=== Supplied records ===

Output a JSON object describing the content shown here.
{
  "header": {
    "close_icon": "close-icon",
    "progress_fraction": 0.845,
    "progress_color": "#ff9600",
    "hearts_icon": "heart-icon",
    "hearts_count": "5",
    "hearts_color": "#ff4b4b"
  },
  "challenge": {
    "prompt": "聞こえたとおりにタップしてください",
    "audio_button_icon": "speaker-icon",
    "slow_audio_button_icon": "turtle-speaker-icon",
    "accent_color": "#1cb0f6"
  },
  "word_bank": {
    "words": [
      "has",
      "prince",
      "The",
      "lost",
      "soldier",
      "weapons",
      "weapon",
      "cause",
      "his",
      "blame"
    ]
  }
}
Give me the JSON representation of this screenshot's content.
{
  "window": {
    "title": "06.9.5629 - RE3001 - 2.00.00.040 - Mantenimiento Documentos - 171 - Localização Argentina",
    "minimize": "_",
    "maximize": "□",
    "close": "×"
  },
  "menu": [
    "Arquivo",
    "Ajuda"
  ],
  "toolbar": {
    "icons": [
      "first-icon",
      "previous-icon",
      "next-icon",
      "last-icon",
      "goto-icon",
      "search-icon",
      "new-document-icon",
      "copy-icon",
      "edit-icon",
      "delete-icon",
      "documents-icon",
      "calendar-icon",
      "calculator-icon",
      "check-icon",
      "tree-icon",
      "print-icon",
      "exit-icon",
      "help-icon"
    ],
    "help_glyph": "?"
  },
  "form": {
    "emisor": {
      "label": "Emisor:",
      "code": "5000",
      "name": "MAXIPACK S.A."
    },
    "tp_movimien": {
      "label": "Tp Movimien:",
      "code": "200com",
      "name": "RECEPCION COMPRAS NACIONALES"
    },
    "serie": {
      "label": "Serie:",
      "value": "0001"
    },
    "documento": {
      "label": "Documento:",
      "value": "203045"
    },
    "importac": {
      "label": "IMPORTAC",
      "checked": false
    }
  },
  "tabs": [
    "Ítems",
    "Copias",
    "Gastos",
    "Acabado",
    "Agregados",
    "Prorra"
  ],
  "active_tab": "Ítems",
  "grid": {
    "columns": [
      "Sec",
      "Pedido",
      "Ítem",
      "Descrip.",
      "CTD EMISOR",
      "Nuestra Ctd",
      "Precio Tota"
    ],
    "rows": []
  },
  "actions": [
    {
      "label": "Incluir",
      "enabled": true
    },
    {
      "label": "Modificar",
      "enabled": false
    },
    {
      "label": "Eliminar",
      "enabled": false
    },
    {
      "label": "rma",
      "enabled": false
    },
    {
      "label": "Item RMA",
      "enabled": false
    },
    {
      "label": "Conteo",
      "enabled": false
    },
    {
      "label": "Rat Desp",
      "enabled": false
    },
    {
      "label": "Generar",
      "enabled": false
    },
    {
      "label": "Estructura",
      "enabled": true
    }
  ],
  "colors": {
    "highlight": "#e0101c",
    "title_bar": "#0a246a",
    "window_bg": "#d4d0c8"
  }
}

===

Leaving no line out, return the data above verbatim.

Output a JSON object describing the content shown here.
{
  "header": {
    "close_icon": "close-icon",
    "progress_fraction": 0.845,
    "progress_color": "#ff9600",
    "hearts_icon": "heart-icon",
    "hearts_count": "5",
    "hearts_color": "#ff4b4b"
  },
  "challenge": {
    "prompt": "聞こえたとおりにタップしてください",
    "audio_button_icon": "speaker-icon",
    "slow_audio_button_icon": "turtle-speaker-icon",
    "accent_color": "#1cb0f6"
  },
  "word_bank": {
    "words": [
      "has",
      "prince",
      "The",
      "lost",
      "soldier",
      "weapons",
      "weapon",
      "cause",
      "his",
      "blame"
    ]
  }
}
Give me the JSON representation of this screenshot's content.
{
  "window": {
    "title": "06.9.5629 - RE3001 - 2.00.00.040 - Mantenimiento Documentos - 171 - Localização Argentina",
    "minimize": "_",
    "maximize": "□",
    "close": "×"
  },
  "menu": [
    "Arquivo",
    "Ajuda"
  ],
  "toolbar": {
    "icons": [
      "first-icon",
      "previous-icon",
      "next-icon",
      "last-icon",
      "goto-icon",
      "search-icon",
      "new-document-icon",
      "copy-icon",
      "edit-icon",
      "delete-icon",
      "documents-icon",
      "calendar-icon",
      "calculator-icon",
      "check-icon",
      "tree-icon",
      "print-icon",
      "exit-icon",
      "help-icon"
    ],
    "help_glyph": "?"
  },
  "form": {
    "emisor": {
      "label": "Emisor:",
      "code": "5000",
      "name": "MAXIPACK S.A."
    },
    "tp_movimien": {
      "label": "Tp Movimien:",
      "code": "200com",
      "name": "RECEPCION COMPRAS NACIONALES"
    },
    "serie": {
      "label": "Serie:",
      "value": "0001"
    },
    "documento": {
      "label": "Documento:",
      "value": "203045"
    },
    "importac": {
      "label": "IMPORTAC",
      "checked": false
    }
  },
  "tabs": [
    "Ítems",
    "Copias",
    "Gastos",
    "Acabado",
    "Agregados",
    "Prorra"
  ],
  "active_tab": "Ítems",
  "grid": {
    "columns": [
      "Sec",
      "Pedido",
      "Ítem",
      "Descrip.",
      "CTD EMISOR",
      "Nuestra Ctd",
      "Precio Tota"
    ],
    "rows": []
  },
  "actions": [
    {
      "label": "Incluir",
      "enabled": true
    },
    {
      "label": "Modificar",
      "enabled": false
    },
    {
      "label": "Eliminar",
      "enabled": false
    },
    {
      "label": "rma",
      "enabled": false
    },
    {
      "label": "Item RMA",
      "enabled": false
    },
    {
      "label": "Conteo",
      "enabled": false
    },
    {
      "label": "Rat Desp",
      "enabled": false
    },
    {
      "label": "Generar",
      "enabled": false
    },
    {
      "label": "Estructura",
      "enabled": true
    }
  ],
  "colors": {
    "highlight": "#e0101c",
    "title_bar": "#0a246a",
    "window_bg": "#d4d0c8"
  }
}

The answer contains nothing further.